__Listed records__.
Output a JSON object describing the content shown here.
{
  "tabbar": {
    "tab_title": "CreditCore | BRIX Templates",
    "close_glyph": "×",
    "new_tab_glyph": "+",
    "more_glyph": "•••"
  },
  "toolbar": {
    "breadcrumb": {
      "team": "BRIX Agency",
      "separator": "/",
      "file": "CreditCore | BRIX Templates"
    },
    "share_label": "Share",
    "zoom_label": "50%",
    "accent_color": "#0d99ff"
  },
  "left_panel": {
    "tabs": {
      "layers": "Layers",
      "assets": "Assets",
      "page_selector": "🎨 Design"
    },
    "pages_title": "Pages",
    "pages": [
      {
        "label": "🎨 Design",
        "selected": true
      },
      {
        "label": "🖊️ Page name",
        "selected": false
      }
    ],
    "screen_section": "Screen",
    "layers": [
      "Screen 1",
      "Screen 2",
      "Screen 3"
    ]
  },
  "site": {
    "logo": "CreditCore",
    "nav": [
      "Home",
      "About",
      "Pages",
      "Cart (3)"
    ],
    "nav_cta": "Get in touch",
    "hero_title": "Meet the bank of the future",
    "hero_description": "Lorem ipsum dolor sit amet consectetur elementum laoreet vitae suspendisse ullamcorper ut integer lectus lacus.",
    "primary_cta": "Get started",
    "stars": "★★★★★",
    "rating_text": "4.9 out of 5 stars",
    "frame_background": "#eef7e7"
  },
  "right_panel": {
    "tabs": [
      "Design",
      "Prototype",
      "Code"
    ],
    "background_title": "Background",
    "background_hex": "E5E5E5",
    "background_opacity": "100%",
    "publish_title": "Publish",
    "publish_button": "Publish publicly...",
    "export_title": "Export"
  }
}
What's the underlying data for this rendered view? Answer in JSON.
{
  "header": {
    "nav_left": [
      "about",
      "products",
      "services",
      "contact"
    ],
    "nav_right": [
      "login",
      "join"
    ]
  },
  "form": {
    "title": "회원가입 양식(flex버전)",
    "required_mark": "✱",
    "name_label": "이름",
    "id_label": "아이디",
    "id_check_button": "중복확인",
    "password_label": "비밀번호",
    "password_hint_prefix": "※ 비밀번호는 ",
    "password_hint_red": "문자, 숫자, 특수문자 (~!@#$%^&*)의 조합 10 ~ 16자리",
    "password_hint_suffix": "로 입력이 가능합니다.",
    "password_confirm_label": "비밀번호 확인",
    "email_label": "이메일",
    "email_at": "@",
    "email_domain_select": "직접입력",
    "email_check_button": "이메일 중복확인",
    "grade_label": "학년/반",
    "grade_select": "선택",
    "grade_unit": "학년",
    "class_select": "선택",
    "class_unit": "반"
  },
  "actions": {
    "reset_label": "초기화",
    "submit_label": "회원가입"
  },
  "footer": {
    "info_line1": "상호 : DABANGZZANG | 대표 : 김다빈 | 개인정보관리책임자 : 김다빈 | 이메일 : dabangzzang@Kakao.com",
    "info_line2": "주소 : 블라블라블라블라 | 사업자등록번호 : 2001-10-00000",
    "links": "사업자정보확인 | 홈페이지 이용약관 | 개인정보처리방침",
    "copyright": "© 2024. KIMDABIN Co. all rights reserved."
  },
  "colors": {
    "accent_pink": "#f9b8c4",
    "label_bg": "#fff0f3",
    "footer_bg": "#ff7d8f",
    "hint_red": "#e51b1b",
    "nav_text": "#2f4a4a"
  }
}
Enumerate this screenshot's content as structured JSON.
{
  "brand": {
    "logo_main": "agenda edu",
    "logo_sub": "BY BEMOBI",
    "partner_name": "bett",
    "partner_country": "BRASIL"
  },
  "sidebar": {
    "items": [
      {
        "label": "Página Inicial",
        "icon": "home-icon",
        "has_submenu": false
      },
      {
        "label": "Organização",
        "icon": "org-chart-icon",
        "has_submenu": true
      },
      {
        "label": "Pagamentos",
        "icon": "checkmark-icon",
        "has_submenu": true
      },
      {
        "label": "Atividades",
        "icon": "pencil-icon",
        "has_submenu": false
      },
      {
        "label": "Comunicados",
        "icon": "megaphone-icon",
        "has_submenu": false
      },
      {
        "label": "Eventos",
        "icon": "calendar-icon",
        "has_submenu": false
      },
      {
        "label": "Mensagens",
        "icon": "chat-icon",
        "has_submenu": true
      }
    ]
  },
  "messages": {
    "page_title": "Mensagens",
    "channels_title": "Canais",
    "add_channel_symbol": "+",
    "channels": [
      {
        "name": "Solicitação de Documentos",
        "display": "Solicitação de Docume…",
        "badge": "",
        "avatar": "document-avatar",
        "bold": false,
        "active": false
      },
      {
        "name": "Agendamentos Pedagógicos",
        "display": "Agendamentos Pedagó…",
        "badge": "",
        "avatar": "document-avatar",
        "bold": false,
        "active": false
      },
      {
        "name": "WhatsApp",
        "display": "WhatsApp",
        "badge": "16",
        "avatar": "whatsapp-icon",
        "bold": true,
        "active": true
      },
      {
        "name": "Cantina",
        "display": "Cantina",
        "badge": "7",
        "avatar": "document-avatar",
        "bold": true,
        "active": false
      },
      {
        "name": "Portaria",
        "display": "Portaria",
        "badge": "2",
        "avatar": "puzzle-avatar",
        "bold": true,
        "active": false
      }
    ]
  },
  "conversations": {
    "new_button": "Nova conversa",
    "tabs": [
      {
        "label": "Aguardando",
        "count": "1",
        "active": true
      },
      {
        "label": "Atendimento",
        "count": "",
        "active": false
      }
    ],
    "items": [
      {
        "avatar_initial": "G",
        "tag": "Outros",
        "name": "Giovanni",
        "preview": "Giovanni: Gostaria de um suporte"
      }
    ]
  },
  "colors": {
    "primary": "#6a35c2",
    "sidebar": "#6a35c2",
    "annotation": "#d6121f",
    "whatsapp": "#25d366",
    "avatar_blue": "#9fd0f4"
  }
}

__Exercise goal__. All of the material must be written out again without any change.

__Solution to this problem__.
Output a JSON object describing the content shown here.
{
  "tabbar": {
    "tab_title": "CreditCore | BRIX Templates",
    "close_glyph": "×",
    "new_tab_glyph": "+",
    "more_glyph": "•••"
  },
  "toolbar": {
    "breadcrumb": {
      "team": "BRIX Agency",
      "separator": "/",
      "file": "CreditCore | BRIX Templates"
    },
    "share_label": "Share",
    "zoom_label": "50%",
    "accent_color": "#0d99ff"
  },
  "left_panel": {
    "tabs": {
      "layers": "Layers",
      "assets": "Assets",
      "page_selector": "🎨 Design"
    },
    "pages_title": "Pages",
    "pages": [
      {
        "label": "🎨 Design",
        "selected": true
      },
      {
        "label": "🖊️ Page name",
        "selected": false
      }
    ],
    "screen_section": "Screen",
    "layers": [
      "Screen 1",
      "Screen 2",
      "Screen 3"
    ]
  },
  "site": {
    "logo": "CreditCore",
    "nav": [
      "Home",
      "About",
      "Pages",
      "Cart (3)"
    ],
    "nav_cta": "Get in touch",
    "hero_title": "Meet the bank of the future",
    "hero_description": "Lorem ipsum dolor sit amet consectetur elementum laoreet vitae suspendisse ullamcorper ut integer lectus lacus.",
    "primary_cta": "Get started",
    "stars": "★★★★★",
    "rating_text": "4.9 out of 5 stars",
    "frame_background": "#eef7e7"
  },
  "right_panel": {
    "tabs": [
      "Design",
      "Prototype",
      "Code"
    ],
    "background_title": "Background",
    "background_hex": "E5E5E5",
    "background_opacity": "100%",
    "publish_title": "Publish",
    "publish_button": "Publish publicly...",
    "export_title": "Export"
  }
}
What's the underlying data for this rendered view? Answer in JSON.
{
  "header": {
    "nav_left": [
      "about",
      "products",
      "services",
      "contact"
    ],
    "nav_right": [
      "login",
      "join"
    ]
  },
  "form": {
    "title": "회원가입 양식(flex버전)",
    "required_mark": "✱",
    "name_label": "이름",
    "id_label": "아이디",
    "id_check_button": "중복확인",
    "password_label": "비밀번호",
    "password_hint_prefix": "※ 비밀번호는 ",
    "password_hint_red": "문자, 숫자, 특수문자 (~!@#$%^&*)의 조합 10 ~ 16자리",
    "password_hint_suffix": "로 입력이 가능합니다.",
    "password_confirm_label": "비밀번호 확인",
    "email_label": "이메일",
    "email_at": "@",
    "email_domain_select": "직접입력",
    "email_check_button": "이메일 중복확인",
    "grade_label": "학년/반",
    "grade_select": "선택",
    "grade_unit": "학년",
    "class_select": "선택",
    "class_unit": "반"
  },
  "actions": {
    "reset_label": "초기화",
    "submit_label": "회원가입"
  },
  "footer": {
    "info_line1": "상호 : DABANGZZANG | 대표 : 김다빈 | 개인정보관리책임자 : 김다빈 | 이메일 : dabangzzang@Kakao.com",
    "info_line2": "주소 : 블라블라블라블라 | 사업자등록번호 : 2001-10-00000",
    "links": "사업자정보확인 | 홈페이지 이용약관 | 개인정보처리방침",
    "copyright": "© 2024. KIMDABIN Co. all rights reserved."
  },
  "colors": {
    "accent_pink": "#f9b8c4",
    "label_bg": "#fff0f3",
    "footer_bg": "#ff7d8f",
    "hint_red": "#e51b1b",
    "nav_text": "#2f4a4a"
  }
}
Enumerate this screenshot's content as structured JSON.
{
  "brand": {
    "logo_main": "agenda edu",
    "logo_sub": "BY BEMOBI",
    "partner_name": "bett",
    "partner_country": "BRASIL"
  },
  "sidebar": {
    "items": [
      {
        "label": "Página Inicial",
        "icon": "home-icon",
        "has_submenu": false
      },
      {
        "label": "Organização",
        "icon": "org-chart-icon",
        "has_submenu": true
      },
      {
        "label": "Pagamentos",
        "icon": "checkmark-icon",
        "has_submenu": true
      },
      {
        "label": "Atividades",
        "icon": "pencil-icon",
        "has_submenu": false
      },
      {
        "label": "Comunicados",
        "icon": "megaphone-icon",
        "has_submenu": false
      },
      {
        "label": "Eventos",
        "icon": "calendar-icon",
        "has_submenu": false
      },
      {
        "label": "Mensagens",
        "icon": "chat-icon",
        "has_submenu": true
      }
    ]
  },
  "messages": {
    "page_title": "Mensagens",
    "channels_title": "Canais",
    "add_channel_symbol": "+",
    "channels": [
      {
        "name": "Solicitação de Documentos",
        "display": "Solicitação de Docume…",
        "badge": "",
        "avatar": "document-avatar",
        "bold": false,
        "active": false
      },
      {
        "name": "Agendamentos Pedagógicos",
        "display": "Agendamentos Pedagó…",
        "badge": "",
        "avatar": "document-avatar",
        "bold": false,
        "active": false
      },
      {
        "name": "WhatsApp",
        "display": "WhatsApp",
        "badge": "16",
        "avatar": "whatsapp-icon",
        "bold": true,
        "active": true
      },
      {
        "name": "Cantina",
        "display": "Cantina",
        "badge": "7",
        "avatar": "document-avatar",
        "bold": true,
        "active": false
      },
      {
        "name": "Portaria",
        "display": "Portaria",
        "badge": "2",
        "avatar": "puzzle-avatar",
        "bold": true,
        "active": false
      }
    ]
  },
  "conversations": {
    "new_button": "Nova conversa",
    "tabs": [
      {
        "label": "Aguardando",
        "count": "1",
        "active": true
      },
      {
        "label": "Atendimento",
        "count": "",
        "active": false
      }
    ],
    "items": [
      {
        "avatar_initial": "G",
        "tag": "Outros",
        "name": "Giovanni",
        "preview": "Giovanni: Gostaria de um suporte"
      }
    ]
  },
  "colors": {
    "primary": "#6a35c2",
    "sidebar": "#6a35c2",
    "annotation": "#d6121f",
    "whatsapp": "#25d366",
    "avatar_blue": "#9fd0f4"
  }
}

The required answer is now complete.